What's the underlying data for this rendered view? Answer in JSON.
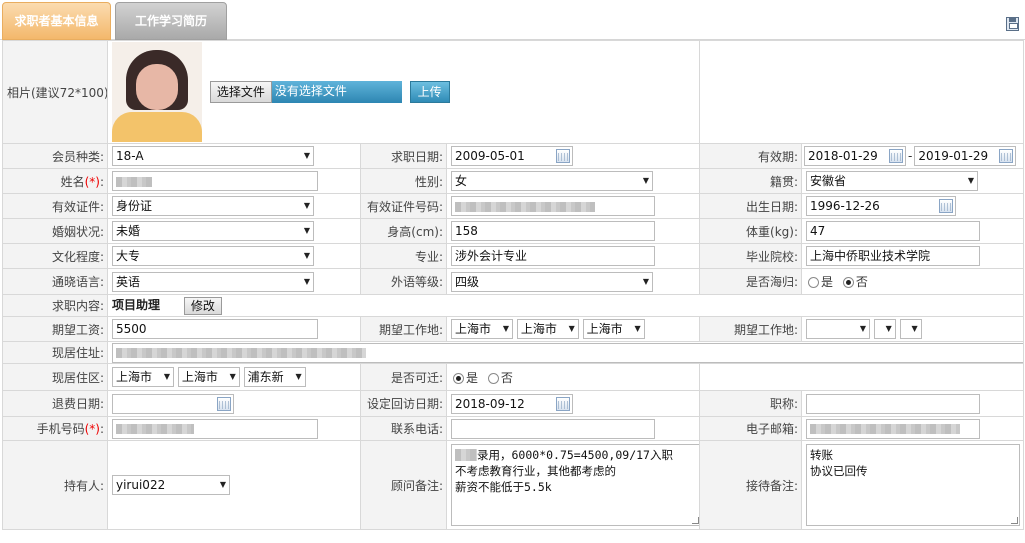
{
  "tabs": [
    "求职者基本信息",
    "工作学习简历"
  ],
  "photo": {
    "label": "相片(建议72*100):",
    "choose_file": "选择文件",
    "no_file": "没有选择文件",
    "upload": "上传"
  },
  "fields": {
    "member_type": {
      "label": "会员种类:",
      "value": "18-A"
    },
    "job_date": {
      "label": "求职日期:",
      "value": "2009-05-01"
    },
    "valid_period": {
      "label": "有效期:",
      "start": "2018-01-29",
      "sep": "-",
      "end": "2019-01-29"
    },
    "name": {
      "label": "姓名",
      "req": "(*)",
      "colon": ":"
    },
    "gender": {
      "label": "性别:",
      "value": "女"
    },
    "native_place": {
      "label": "籍贯:",
      "value": "安徽省"
    },
    "id_type": {
      "label": "有效证件:",
      "value": "身份证"
    },
    "id_number": {
      "label": "有效证件号码:"
    },
    "birth_date": {
      "label": "出生日期:",
      "value": "1996-12-26"
    },
    "marital": {
      "label": "婚姻状况:",
      "value": "未婚"
    },
    "height": {
      "label": "身高(cm):",
      "value": "158"
    },
    "weight": {
      "label": "体重(kg):",
      "value": "47"
    },
    "education": {
      "label": "文化程度:",
      "value": "大专"
    },
    "major": {
      "label": "专业:",
      "value": "涉外会计专业"
    },
    "school": {
      "label": "毕业院校:",
      "value": "上海中侨职业技术学院"
    },
    "language": {
      "label": "通晓语言:",
      "value": "英语"
    },
    "foreign_level": {
      "label": "外语等级:",
      "value": "四级"
    },
    "returnee": {
      "label": "是否海归:",
      "yes": "是",
      "no": "否"
    },
    "job_content": {
      "label": "求职内容:",
      "value": "项目助理",
      "edit": "修改"
    },
    "expected_salary": {
      "label": "期望工资:",
      "value": "5500"
    },
    "expected_place": {
      "label": "期望工作地:",
      "a": "上海市",
      "b": "上海市",
      "c": "上海市"
    },
    "expected_place2": {
      "label": "期望工作地:"
    },
    "address": {
      "label": "现居住址:"
    },
    "living_area": {
      "label": "现居住区:",
      "a": "上海市",
      "b": "上海市",
      "c": "浦东新"
    },
    "relocate": {
      "label": "是否可迁:",
      "yes": "是",
      "no": "否"
    },
    "refund_date": {
      "label": "退费日期:"
    },
    "callback_date": {
      "label": "设定回访日期:",
      "value": "2018-09-12"
    },
    "title": {
      "label": "职称:"
    },
    "mobile": {
      "label": "手机号码",
      "req": "(*)",
      "colon": ":"
    },
    "phone": {
      "label": "联系电话:"
    },
    "email": {
      "label": "电子邮箱:"
    },
    "holder": {
      "label": "持有人:",
      "value": "yirui022"
    },
    "consultant_note": {
      "label": "顾问备注:",
      "value": "录用，6000*0.75=4500,09/17入职\n不考虑教育行业，其他都考虑的\n薪资不能低于5.5k"
    },
    "reception_note": {
      "label": "接待备注:",
      "value": "转账\n协议已回传"
    }
  }
}
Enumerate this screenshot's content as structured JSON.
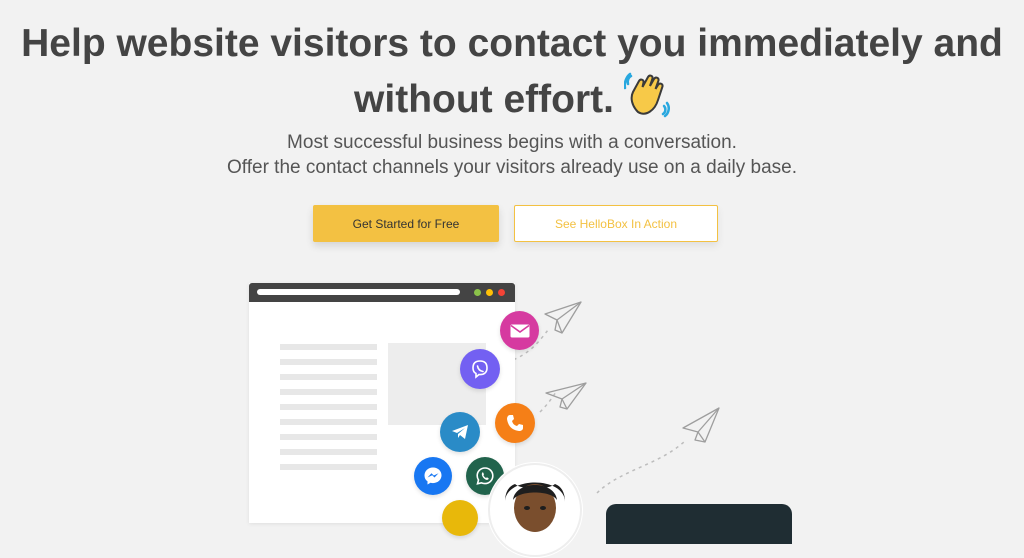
{
  "hero": {
    "headline_line1": "Help website visitors to contact you immediately and",
    "headline_line2": "without effort.",
    "headline_emoji": "waving-hand-icon",
    "subtext_line1": "Most successful business begins with a conversation.",
    "subtext_line2": "Offer the contact channels your visitors already use on a daily base."
  },
  "buttons": {
    "primary_label": "Get Started for Free",
    "secondary_label": "See HelloBox In Action"
  },
  "illustration": {
    "channels": [
      {
        "name": "email",
        "icon": "envelope-icon",
        "color": "#d63aa0"
      },
      {
        "name": "viber",
        "icon": "viber-icon",
        "color": "#7360f2"
      },
      {
        "name": "phone",
        "icon": "phone-icon",
        "color": "#f57f17"
      },
      {
        "name": "telegram",
        "icon": "telegram-icon",
        "color": "#2a8bc7"
      },
      {
        "name": "messenger",
        "icon": "messenger-icon",
        "color": "#1877f2"
      },
      {
        "name": "whatsapp",
        "icon": "whatsapp-icon",
        "color": "#21634c"
      },
      {
        "name": "other",
        "icon": "channel-icon",
        "color": "#e8b80a"
      }
    ]
  },
  "colors": {
    "accent": "#f3c142",
    "background": "#f2f2f2",
    "text": "#444444"
  }
}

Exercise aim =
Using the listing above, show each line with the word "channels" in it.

Task output =
    "subtext_line2": "Offer the contact channels your visitors already use on a daily base."
    "channels": [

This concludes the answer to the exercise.